**Problem to work on:** Using the listing, work out the number of lines where "JSON" shows up, and answer with that number alone.

**Exercise data:**
──────────────────────────────
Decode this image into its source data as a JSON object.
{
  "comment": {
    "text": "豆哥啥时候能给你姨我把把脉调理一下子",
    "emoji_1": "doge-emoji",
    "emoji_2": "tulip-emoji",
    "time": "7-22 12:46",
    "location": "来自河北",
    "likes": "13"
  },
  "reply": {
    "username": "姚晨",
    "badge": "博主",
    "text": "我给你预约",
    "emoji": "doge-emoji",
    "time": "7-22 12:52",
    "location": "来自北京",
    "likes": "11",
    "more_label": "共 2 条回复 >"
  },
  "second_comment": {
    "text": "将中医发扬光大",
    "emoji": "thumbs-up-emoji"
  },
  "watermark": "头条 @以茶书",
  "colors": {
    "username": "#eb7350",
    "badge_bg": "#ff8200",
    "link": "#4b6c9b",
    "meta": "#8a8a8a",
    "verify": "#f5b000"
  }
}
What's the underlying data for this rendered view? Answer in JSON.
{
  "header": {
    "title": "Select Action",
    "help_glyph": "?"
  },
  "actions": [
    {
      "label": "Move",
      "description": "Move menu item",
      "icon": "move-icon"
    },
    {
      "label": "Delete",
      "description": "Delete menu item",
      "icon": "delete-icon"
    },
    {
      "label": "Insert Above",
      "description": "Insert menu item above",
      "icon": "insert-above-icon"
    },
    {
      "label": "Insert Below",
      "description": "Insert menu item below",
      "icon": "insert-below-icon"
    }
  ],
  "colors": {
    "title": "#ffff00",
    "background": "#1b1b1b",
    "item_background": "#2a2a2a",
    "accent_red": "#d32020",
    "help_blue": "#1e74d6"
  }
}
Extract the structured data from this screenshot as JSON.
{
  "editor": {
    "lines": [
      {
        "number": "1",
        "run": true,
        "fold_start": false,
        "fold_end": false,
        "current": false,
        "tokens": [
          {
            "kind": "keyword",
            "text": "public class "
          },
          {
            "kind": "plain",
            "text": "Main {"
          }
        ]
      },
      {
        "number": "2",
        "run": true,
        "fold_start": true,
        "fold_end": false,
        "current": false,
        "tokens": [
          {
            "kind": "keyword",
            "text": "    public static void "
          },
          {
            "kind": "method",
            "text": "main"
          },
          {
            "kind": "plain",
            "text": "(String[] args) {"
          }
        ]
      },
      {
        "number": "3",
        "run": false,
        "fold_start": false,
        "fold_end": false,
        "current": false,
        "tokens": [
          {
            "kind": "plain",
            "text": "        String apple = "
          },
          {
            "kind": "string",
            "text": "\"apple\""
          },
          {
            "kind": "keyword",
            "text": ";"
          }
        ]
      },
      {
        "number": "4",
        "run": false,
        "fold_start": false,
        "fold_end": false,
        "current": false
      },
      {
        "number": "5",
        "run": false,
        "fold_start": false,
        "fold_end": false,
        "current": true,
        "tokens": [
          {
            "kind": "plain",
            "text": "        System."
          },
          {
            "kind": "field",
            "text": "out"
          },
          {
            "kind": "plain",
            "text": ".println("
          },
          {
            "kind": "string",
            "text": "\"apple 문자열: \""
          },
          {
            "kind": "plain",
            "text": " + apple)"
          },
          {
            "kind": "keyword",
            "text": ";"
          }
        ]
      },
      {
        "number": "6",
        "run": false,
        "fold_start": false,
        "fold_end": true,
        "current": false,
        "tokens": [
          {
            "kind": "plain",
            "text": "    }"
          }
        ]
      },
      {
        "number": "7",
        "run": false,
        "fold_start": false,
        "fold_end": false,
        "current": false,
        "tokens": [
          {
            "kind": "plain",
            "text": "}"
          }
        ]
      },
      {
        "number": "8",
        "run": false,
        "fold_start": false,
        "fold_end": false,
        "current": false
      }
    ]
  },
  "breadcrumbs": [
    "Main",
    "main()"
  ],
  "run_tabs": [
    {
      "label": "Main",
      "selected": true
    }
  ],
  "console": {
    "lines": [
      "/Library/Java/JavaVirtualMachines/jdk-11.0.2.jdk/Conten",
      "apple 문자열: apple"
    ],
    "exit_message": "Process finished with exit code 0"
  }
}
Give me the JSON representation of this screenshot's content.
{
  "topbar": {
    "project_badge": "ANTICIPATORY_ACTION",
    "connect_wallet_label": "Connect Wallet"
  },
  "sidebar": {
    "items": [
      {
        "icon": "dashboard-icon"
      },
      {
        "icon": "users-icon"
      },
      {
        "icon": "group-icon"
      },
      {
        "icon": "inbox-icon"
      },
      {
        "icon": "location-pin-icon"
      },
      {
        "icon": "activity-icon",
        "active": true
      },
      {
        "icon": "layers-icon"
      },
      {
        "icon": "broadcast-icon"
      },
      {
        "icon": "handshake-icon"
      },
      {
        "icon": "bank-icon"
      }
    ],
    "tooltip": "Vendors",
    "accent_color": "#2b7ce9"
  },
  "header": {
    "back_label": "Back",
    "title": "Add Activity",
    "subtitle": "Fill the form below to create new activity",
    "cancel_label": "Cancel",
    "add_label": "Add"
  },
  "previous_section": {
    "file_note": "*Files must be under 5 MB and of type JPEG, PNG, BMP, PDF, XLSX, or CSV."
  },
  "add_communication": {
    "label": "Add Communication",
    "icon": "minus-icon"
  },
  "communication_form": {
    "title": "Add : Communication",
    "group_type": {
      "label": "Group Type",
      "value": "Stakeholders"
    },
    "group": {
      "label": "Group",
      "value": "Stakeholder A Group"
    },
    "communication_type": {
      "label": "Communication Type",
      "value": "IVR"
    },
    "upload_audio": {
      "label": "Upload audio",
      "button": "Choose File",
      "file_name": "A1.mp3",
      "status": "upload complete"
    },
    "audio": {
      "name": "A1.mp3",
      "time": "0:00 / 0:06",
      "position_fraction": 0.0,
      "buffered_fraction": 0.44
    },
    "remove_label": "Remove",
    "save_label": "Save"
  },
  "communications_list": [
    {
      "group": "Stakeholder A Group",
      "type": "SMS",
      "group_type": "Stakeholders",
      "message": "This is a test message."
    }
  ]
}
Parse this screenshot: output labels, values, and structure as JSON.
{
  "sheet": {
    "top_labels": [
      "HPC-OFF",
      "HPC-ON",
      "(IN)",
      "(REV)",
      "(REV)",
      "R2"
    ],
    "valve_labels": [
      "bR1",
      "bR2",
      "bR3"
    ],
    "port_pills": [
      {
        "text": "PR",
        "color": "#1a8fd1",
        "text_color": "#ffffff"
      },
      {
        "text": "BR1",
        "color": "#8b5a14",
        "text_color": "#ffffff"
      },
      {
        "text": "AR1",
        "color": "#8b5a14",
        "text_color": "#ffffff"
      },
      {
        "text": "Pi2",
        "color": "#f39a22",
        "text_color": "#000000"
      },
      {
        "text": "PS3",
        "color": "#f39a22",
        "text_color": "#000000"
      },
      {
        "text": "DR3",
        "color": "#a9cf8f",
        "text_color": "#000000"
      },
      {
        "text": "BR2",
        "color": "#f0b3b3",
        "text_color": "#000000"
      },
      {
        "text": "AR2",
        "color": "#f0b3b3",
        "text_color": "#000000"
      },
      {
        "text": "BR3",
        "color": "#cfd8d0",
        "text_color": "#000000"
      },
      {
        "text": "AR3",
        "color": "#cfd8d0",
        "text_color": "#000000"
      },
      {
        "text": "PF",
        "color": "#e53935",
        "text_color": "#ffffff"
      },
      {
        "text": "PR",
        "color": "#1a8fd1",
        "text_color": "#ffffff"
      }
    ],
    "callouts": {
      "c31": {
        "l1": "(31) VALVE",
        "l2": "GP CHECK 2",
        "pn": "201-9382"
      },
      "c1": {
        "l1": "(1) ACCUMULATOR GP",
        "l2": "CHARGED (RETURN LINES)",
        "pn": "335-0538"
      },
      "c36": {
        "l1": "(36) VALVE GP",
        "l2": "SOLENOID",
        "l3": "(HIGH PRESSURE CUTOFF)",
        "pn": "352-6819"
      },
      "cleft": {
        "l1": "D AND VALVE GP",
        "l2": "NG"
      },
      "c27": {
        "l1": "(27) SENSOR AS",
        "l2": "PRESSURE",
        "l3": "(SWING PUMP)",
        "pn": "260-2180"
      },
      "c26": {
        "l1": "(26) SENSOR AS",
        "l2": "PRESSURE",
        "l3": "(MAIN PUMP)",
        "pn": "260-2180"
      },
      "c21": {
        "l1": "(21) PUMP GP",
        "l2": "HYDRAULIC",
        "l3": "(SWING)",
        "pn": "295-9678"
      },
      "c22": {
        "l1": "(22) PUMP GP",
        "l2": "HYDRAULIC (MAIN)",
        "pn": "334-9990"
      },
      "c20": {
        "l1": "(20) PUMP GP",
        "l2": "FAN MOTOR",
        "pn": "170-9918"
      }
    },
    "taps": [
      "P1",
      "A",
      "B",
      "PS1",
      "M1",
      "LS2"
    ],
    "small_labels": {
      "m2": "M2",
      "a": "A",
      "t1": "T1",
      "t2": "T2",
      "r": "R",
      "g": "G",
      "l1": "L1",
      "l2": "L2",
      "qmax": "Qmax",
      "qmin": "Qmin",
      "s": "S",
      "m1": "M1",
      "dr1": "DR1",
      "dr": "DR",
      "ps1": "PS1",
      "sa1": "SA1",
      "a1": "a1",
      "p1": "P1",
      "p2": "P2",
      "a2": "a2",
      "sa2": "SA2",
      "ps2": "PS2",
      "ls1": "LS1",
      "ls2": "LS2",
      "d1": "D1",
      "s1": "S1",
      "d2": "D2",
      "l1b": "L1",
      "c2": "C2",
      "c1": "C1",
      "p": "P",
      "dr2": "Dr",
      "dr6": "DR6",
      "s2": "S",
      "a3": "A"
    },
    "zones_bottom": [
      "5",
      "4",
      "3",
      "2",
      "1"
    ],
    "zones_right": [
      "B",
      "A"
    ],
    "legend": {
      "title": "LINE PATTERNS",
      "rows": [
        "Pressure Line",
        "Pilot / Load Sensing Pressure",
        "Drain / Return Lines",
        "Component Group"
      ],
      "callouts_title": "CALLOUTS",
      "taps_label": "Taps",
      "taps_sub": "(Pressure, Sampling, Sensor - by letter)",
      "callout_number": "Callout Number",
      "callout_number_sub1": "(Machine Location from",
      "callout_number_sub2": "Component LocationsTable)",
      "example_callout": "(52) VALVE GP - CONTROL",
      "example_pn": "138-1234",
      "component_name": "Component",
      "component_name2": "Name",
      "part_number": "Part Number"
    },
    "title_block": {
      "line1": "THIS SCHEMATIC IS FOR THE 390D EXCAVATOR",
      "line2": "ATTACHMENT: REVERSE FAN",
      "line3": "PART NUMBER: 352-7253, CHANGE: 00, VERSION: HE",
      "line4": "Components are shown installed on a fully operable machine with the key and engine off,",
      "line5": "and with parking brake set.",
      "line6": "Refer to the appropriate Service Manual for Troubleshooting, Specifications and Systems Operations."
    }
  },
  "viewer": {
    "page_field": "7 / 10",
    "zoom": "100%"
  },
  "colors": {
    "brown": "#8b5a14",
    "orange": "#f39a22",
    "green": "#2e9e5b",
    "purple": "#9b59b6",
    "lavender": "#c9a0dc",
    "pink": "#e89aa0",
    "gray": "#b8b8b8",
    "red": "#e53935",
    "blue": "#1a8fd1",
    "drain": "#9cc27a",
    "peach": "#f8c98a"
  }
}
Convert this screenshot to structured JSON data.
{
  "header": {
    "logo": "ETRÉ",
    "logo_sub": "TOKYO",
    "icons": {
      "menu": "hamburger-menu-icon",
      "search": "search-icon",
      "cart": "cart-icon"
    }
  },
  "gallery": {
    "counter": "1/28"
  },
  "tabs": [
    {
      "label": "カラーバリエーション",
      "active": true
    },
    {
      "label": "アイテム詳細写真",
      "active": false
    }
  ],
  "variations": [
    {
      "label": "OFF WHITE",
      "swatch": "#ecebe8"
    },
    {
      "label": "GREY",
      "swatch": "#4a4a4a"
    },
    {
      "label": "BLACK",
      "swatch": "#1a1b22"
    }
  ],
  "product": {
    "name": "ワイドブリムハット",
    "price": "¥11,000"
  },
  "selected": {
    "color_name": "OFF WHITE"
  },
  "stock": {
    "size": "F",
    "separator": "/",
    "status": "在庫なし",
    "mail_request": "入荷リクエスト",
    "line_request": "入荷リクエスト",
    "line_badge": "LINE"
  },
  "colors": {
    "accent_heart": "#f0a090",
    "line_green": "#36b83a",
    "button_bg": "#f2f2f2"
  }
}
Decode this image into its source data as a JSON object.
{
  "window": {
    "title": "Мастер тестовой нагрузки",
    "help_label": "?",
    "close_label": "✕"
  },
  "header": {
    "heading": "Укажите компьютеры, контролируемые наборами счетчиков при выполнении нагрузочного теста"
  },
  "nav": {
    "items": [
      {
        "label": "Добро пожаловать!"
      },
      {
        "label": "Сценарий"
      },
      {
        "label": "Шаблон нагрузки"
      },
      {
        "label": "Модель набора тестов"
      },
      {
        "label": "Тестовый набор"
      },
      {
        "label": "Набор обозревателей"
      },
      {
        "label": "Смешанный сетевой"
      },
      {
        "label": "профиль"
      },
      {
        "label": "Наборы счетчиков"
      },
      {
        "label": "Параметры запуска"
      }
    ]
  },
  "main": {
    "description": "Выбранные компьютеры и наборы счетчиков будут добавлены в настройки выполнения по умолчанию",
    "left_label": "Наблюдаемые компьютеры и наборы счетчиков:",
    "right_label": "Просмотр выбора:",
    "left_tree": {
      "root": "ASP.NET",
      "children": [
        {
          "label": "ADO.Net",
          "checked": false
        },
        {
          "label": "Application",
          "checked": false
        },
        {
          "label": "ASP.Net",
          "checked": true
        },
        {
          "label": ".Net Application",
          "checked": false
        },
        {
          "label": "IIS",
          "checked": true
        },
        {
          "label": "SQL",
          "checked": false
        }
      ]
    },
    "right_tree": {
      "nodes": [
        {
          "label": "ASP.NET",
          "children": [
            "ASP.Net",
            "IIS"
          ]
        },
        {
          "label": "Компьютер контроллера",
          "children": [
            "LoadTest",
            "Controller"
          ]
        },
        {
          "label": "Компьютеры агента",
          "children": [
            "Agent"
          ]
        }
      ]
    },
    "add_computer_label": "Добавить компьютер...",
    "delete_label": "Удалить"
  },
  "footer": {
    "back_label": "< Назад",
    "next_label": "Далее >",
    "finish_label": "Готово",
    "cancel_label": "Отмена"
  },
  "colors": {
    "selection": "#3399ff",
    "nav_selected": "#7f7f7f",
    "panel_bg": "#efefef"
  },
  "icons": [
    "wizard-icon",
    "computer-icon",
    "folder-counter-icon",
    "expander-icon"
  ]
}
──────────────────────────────
**Completed exercise:** 7